History is important to me and by extension, the history of Moxie is something I’ve paid particular attention to especially since 2008 when I wrote my first Moxie book, but really, since 2004, when I first signed on to provide PR and marketing support for the Moxie Committee that summer and the following year, too.
By way of review, the date of the first Moxie Festival is steeped in apocrypha, like so much of Moxie’s story. The details often are determined by who is telling the story. I’ve seen my role in updating Moxie’s canon as trying to keep those stories straight, or at least sticking to one story and making sure others did the same. That’s never been an easy task. Thankfully, a few others laid a solid foundation, namely Frank Potter and Q. David Bowers.

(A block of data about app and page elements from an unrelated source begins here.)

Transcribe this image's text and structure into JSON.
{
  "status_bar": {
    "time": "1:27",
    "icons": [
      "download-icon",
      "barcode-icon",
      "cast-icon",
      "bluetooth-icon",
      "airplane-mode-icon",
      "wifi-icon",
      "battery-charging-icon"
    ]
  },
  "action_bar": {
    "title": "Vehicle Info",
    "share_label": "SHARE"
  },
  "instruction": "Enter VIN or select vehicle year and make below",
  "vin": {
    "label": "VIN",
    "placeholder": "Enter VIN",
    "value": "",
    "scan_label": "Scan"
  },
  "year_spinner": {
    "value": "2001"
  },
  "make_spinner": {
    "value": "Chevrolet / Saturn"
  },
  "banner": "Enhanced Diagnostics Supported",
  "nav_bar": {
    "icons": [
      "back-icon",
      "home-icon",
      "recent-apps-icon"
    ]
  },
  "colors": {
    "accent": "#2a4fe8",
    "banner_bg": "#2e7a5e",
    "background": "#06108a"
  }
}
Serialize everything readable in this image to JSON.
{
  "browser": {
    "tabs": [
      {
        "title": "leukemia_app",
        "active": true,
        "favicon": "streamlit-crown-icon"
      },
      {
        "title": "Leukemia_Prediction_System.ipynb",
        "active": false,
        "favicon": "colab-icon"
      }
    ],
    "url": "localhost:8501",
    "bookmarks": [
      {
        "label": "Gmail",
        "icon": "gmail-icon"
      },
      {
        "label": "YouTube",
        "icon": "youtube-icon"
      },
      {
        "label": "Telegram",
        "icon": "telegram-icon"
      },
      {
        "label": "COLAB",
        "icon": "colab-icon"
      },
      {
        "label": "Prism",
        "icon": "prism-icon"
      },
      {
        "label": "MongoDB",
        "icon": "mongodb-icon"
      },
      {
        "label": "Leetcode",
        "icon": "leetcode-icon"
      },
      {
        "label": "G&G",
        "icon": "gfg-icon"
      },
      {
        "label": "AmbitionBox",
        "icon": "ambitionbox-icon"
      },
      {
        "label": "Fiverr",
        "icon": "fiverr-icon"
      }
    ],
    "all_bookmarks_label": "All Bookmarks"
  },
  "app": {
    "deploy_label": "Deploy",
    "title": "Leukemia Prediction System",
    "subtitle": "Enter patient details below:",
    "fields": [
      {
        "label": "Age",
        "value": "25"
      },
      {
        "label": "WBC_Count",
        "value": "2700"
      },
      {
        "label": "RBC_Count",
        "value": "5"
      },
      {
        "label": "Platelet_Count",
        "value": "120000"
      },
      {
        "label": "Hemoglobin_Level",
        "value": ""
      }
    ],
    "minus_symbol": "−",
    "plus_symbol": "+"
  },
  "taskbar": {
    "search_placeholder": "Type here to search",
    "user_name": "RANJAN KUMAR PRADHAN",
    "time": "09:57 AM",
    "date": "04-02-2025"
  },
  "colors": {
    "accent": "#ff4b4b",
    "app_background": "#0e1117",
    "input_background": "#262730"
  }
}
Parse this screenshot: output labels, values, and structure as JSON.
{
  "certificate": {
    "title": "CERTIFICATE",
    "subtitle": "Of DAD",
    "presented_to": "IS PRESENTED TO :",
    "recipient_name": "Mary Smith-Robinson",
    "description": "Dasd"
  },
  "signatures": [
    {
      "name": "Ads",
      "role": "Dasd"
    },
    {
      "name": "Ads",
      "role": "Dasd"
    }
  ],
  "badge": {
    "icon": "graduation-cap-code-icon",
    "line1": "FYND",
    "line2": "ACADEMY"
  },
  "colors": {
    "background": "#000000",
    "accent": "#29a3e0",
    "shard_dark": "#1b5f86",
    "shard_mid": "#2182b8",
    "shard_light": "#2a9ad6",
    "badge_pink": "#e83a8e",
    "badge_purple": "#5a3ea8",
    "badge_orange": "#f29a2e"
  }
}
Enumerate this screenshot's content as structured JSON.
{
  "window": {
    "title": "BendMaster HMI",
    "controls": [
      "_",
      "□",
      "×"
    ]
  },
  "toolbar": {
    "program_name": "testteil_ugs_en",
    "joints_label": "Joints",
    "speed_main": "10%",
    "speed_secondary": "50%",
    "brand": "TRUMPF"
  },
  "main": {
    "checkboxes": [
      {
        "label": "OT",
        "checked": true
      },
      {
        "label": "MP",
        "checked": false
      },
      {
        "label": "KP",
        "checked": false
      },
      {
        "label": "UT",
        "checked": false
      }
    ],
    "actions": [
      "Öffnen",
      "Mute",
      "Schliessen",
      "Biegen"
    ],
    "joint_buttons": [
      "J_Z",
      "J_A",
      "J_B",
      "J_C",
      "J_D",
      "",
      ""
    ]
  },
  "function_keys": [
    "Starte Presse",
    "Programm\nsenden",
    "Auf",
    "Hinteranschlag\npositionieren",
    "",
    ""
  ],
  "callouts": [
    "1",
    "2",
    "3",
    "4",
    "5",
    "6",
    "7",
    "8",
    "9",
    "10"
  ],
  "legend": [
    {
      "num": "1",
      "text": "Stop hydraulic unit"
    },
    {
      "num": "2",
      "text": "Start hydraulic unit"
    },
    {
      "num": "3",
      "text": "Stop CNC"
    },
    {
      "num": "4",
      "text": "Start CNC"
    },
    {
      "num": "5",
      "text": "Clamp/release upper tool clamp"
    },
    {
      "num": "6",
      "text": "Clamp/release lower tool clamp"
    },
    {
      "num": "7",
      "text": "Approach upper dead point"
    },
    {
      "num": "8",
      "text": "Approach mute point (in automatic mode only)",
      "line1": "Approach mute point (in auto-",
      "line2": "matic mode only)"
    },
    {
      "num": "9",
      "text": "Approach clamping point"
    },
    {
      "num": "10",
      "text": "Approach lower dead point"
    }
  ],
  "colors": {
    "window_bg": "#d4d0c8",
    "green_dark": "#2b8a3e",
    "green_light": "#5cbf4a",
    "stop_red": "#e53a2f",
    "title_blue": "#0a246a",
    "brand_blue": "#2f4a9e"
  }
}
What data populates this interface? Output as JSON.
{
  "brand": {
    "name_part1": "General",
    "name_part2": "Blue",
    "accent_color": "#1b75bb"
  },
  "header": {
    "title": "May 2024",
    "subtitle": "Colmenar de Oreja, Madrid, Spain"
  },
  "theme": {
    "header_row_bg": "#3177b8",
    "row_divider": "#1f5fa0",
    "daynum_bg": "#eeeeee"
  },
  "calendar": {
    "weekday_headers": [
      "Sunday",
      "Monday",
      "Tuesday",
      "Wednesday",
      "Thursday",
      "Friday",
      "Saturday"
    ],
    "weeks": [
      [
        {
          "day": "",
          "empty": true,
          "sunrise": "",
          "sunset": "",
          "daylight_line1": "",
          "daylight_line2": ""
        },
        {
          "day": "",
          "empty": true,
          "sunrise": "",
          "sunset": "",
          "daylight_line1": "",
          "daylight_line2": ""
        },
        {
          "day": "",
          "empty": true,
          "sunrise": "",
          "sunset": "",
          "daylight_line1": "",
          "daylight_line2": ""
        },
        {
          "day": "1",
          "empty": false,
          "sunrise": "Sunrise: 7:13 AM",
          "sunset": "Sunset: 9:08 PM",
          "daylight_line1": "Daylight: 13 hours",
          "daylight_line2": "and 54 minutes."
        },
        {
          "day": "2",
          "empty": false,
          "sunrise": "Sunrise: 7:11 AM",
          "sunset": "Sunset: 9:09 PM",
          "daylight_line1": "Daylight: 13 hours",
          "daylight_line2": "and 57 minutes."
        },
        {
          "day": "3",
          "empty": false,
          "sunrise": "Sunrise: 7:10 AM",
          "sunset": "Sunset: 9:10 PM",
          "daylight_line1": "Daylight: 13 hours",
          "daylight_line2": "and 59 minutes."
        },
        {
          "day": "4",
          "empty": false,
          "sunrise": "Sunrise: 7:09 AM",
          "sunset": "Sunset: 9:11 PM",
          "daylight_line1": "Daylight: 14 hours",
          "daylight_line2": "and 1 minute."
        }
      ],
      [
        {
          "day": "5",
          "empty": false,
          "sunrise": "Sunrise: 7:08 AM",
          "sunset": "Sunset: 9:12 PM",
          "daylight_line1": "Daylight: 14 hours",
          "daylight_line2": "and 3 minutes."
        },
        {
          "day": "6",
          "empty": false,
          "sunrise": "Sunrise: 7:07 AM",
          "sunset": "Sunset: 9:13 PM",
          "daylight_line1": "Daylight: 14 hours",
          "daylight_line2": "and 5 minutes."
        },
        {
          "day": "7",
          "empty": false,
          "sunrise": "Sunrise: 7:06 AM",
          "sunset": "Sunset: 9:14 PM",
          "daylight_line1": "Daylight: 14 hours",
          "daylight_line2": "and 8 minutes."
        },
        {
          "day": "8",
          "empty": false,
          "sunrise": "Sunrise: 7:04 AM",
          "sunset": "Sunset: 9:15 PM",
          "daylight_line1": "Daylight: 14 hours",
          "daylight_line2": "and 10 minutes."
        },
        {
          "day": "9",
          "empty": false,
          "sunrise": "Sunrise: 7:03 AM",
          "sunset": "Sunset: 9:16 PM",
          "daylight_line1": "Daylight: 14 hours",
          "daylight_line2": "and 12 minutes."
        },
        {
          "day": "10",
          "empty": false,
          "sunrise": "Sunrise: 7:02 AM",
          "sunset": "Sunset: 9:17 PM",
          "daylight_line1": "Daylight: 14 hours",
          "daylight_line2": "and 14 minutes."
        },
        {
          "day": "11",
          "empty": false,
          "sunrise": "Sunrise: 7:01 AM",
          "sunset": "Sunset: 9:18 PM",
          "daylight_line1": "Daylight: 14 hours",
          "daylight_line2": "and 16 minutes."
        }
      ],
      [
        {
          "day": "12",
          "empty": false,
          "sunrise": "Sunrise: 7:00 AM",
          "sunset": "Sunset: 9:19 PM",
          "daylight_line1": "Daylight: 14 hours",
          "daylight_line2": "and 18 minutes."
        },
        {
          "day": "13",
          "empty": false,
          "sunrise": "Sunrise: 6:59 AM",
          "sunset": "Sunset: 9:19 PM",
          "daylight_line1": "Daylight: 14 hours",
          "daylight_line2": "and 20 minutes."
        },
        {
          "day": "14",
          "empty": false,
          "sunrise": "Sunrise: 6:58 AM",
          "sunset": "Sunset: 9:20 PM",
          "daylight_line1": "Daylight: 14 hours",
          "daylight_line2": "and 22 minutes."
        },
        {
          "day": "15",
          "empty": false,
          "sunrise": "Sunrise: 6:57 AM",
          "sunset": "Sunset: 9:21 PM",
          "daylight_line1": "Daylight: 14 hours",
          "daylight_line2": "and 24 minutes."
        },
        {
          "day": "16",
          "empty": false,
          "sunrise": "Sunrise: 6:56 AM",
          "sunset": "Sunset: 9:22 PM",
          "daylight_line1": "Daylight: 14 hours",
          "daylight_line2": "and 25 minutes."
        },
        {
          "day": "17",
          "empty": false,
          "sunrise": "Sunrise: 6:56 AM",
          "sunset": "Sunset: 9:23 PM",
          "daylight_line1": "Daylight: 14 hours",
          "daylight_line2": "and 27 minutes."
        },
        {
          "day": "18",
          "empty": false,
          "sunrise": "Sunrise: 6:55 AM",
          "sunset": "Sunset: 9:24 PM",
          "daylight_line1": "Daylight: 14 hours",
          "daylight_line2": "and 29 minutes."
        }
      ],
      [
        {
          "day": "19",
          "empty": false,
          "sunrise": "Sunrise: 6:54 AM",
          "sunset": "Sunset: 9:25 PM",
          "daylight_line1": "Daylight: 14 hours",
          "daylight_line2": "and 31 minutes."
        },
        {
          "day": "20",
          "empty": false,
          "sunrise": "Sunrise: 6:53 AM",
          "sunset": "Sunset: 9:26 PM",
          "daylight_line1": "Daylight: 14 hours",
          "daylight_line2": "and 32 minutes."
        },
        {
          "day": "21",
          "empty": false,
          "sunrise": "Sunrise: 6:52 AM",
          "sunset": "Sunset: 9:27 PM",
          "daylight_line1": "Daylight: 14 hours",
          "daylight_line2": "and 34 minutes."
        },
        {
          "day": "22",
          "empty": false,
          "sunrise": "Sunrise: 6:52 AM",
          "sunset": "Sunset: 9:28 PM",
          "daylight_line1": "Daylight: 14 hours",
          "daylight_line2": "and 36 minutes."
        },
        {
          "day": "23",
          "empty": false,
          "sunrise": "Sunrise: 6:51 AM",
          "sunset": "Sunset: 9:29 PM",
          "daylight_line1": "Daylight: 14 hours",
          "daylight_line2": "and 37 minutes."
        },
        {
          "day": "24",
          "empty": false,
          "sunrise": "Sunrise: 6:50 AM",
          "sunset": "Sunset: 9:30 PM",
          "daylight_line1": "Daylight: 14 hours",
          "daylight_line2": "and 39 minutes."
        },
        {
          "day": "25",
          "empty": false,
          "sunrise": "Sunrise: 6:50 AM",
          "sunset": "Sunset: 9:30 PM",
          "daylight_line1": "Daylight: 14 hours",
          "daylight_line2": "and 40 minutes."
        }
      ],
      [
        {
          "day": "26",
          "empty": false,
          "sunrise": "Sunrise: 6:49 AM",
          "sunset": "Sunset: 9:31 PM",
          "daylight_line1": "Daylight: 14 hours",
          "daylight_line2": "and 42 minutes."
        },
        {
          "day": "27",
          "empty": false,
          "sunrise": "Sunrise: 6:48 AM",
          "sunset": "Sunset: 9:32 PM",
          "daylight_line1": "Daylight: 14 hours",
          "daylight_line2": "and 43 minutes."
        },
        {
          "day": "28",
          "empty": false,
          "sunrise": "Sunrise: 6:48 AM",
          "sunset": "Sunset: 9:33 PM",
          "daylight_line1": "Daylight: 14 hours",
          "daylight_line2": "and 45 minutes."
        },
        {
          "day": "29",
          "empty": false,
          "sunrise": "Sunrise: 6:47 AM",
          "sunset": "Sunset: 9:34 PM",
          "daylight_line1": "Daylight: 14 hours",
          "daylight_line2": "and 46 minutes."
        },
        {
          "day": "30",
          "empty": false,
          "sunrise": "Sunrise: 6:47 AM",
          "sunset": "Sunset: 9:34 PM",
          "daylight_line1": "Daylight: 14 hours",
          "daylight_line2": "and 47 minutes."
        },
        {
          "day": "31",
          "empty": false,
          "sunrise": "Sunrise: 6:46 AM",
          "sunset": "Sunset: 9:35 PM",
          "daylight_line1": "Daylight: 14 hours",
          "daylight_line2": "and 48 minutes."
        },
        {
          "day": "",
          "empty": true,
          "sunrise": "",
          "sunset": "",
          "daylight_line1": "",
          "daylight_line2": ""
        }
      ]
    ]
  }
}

For instance, the first year of the Moxie Festival could be 1982, when Frank Potter’s book signing at Kennebec’s, the Moxie Store, drew a couple hundred people. There’s a story associated with that but I’ve detailed it in my books, so I’ll let you dig that one out on your own. The date most often associated with the start of the festival, however, is 1984. That’s when the Chamber of Commerce got involved with the festival, which they continued with up ‘til a few years ago. 1984 was the date that our Moxie Committee used to come up with Moxie’s 25th in 2008. If you check out this blog post from that year, posted on my old blog, Words Matter, there remains a digital trail with a date stamp. Simply doing the math (the traditional kind, not the fancy Moxie kind) that makes 2013 the 30th year of Moxie festivals.
There are competing agendas. Some of Moxie’s supposed “historians” that haven’t taken the time to actually do the work of gathering details like to play fast and loose with those details. I’m glad that I set this information down so if there are still some fans of Moxie that care about dates and details, they know where they can find them.
I hope that sets things straight. I’m sure some Moxie crank will take issue with my own math and have their own story about why this year is the 31st year of the festival, or perhaps year #32.
As for me, I’m going with 30.